[Action item]:
All of the records should be given back exactly and in full.

[Data supplied]:
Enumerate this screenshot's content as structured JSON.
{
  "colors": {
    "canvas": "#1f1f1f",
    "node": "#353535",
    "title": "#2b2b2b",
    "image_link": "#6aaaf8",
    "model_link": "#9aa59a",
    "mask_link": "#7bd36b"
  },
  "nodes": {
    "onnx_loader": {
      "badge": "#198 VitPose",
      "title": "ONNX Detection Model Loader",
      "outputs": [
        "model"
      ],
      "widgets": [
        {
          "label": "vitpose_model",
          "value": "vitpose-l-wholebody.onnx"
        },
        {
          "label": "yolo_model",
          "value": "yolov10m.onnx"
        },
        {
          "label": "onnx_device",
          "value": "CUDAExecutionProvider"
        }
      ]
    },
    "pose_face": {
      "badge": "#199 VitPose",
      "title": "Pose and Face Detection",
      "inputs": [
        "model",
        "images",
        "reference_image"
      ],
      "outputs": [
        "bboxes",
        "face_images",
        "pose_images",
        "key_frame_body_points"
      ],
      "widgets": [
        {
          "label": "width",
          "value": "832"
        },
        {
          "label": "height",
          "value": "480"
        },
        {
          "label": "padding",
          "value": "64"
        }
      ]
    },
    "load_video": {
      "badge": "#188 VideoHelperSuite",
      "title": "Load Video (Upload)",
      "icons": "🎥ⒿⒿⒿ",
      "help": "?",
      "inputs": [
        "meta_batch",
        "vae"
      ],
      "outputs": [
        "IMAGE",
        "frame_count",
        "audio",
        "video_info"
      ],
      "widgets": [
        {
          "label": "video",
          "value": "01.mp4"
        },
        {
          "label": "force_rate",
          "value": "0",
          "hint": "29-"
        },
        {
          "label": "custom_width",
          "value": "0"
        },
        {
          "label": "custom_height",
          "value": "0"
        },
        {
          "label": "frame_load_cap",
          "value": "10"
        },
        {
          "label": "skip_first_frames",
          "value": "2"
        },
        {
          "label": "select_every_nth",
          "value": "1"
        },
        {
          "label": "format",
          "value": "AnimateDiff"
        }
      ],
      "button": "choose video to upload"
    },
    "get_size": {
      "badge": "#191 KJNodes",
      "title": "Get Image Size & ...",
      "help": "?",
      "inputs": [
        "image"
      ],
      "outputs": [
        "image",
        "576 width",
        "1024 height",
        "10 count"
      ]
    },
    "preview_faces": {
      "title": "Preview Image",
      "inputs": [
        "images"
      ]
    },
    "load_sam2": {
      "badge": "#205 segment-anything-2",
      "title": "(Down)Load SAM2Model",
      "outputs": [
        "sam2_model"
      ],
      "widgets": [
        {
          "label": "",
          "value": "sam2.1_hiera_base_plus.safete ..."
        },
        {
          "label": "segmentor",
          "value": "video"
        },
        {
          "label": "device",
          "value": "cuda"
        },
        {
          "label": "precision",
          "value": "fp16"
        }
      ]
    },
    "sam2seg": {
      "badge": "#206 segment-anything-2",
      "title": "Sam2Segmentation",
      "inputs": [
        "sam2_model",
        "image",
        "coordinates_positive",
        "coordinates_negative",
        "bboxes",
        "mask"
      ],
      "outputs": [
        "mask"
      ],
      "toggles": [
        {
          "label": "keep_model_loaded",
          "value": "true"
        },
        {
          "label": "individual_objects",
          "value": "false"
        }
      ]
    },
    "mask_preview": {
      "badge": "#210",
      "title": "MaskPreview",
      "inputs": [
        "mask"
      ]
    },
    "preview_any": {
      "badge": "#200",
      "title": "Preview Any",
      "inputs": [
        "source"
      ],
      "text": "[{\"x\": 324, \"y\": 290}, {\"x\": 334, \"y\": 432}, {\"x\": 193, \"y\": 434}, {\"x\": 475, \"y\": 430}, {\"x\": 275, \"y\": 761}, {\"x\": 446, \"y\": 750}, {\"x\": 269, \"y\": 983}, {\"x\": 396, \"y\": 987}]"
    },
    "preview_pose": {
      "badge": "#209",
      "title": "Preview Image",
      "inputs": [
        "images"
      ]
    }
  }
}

[Exercise output]:
Enumerate this screenshot's content as structured JSON.
{
  "colors": {
    "canvas": "#1f1f1f",
    "node": "#353535",
    "title": "#2b2b2b",
    "image_link": "#6aaaf8",
    "model_link": "#9aa59a",
    "mask_link": "#7bd36b"
  },
  "nodes": {
    "onnx_loader": {
      "badge": "#198 VitPose",
      "title": "ONNX Detection Model Loader",
      "outputs": [
        "model"
      ],
      "widgets": [
        {
          "label": "vitpose_model",
          "value": "vitpose-l-wholebody.onnx"
        },
        {
          "label": "yolo_model",
          "value": "yolov10m.onnx"
        },
        {
          "label": "onnx_device",
          "value": "CUDAExecutionProvider"
        }
      ]
    },
    "pose_face": {
      "badge": "#199 VitPose",
      "title": "Pose and Face Detection",
      "inputs": [
        "model",
        "images",
        "reference_image"
      ],
      "outputs": [
        "bboxes",
        "face_images",
        "pose_images",
        "key_frame_body_points"
      ],
      "widgets": [
        {
          "label": "width",
          "value": "832"
        },
        {
          "label": "height",
          "value": "480"
        },
        {
          "label": "padding",
          "value": "64"
        }
      ]
    },
    "load_video": {
      "badge": "#188 VideoHelperSuite",
      "title": "Load Video (Upload)",
      "icons": "🎥ⒿⒿⒿ",
      "help": "?",
      "inputs": [
        "meta_batch",
        "vae"
      ],
      "outputs": [
        "IMAGE",
        "frame_count",
        "audio",
        "video_info"
      ],
      "widgets": [
        {
          "label": "video",
          "value": "01.mp4"
        },
        {
          "label": "force_rate",
          "value": "0",
          "hint": "29-"
        },
        {
          "label": "custom_width",
          "value": "0"
        },
        {
          "label": "custom_height",
          "value": "0"
        },
        {
          "label": "frame_load_cap",
          "value": "10"
        },
        {
          "label": "skip_first_frames",
          "value": "2"
        },
        {
          "label": "select_every_nth",
          "value": "1"
        },
        {
          "label": "format",
          "value": "AnimateDiff"
        }
      ],
      "button": "choose video to upload"
    },
    "get_size": {
      "badge": "#191 KJNodes",
      "title": "Get Image Size & ...",
      "help": "?",
      "inputs": [
        "image"
      ],
      "outputs": [
        "image",
        "576 width",
        "1024 height",
        "10 count"
      ]
    },
    "preview_faces": {
      "title": "Preview Image",
      "inputs": [
        "images"
      ]
    },
    "load_sam2": {
      "badge": "#205 segment-anything-2",
      "title": "(Down)Load SAM2Model",
      "outputs": [
        "sam2_model"
      ],
      "widgets": [
        {
          "label": "",
          "value": "sam2.1_hiera_base_plus.safete ..."
        },
        {
          "label": "segmentor",
          "value": "video"
        },
        {
          "label": "device",
          "value": "cuda"
        },
        {
          "label": "precision",
          "value": "fp16"
        }
      ]
    },
    "sam2seg": {
      "badge": "#206 segment-anything-2",
      "title": "Sam2Segmentation",
      "inputs": [
        "sam2_model",
        "image",
        "coordinates_positive",
        "coordinates_negative",
        "bboxes",
        "mask"
      ],
      "outputs": [
        "mask"
      ],
      "toggles": [
        {
          "label": "keep_model_loaded",
          "value": "true"
        },
        {
          "label": "individual_objects",
          "value": "false"
        }
      ]
    },
    "mask_preview": {
      "badge": "#210",
      "title": "MaskPreview",
      "inputs": [
        "mask"
      ]
    },
    "preview_any": {
      "badge": "#200",
      "title": "Preview Any",
      "inputs": [
        "source"
      ],
      "text": "[{\"x\": 324, \"y\": 290}, {\"x\": 334, \"y\": 432}, {\"x\": 193, \"y\": 434}, {\"x\": 475, \"y\": 430}, {\"x\": 275, \"y\": 761}, {\"x\": 446, \"y\": 750}, {\"x\": 269, \"y\": 983}, {\"x\": 396, \"y\": 987}]"
    },
    "preview_pose": {
      "badge": "#209",
      "title": "Preview Image",
      "inputs": [
        "images"
      ]
    }
  }
}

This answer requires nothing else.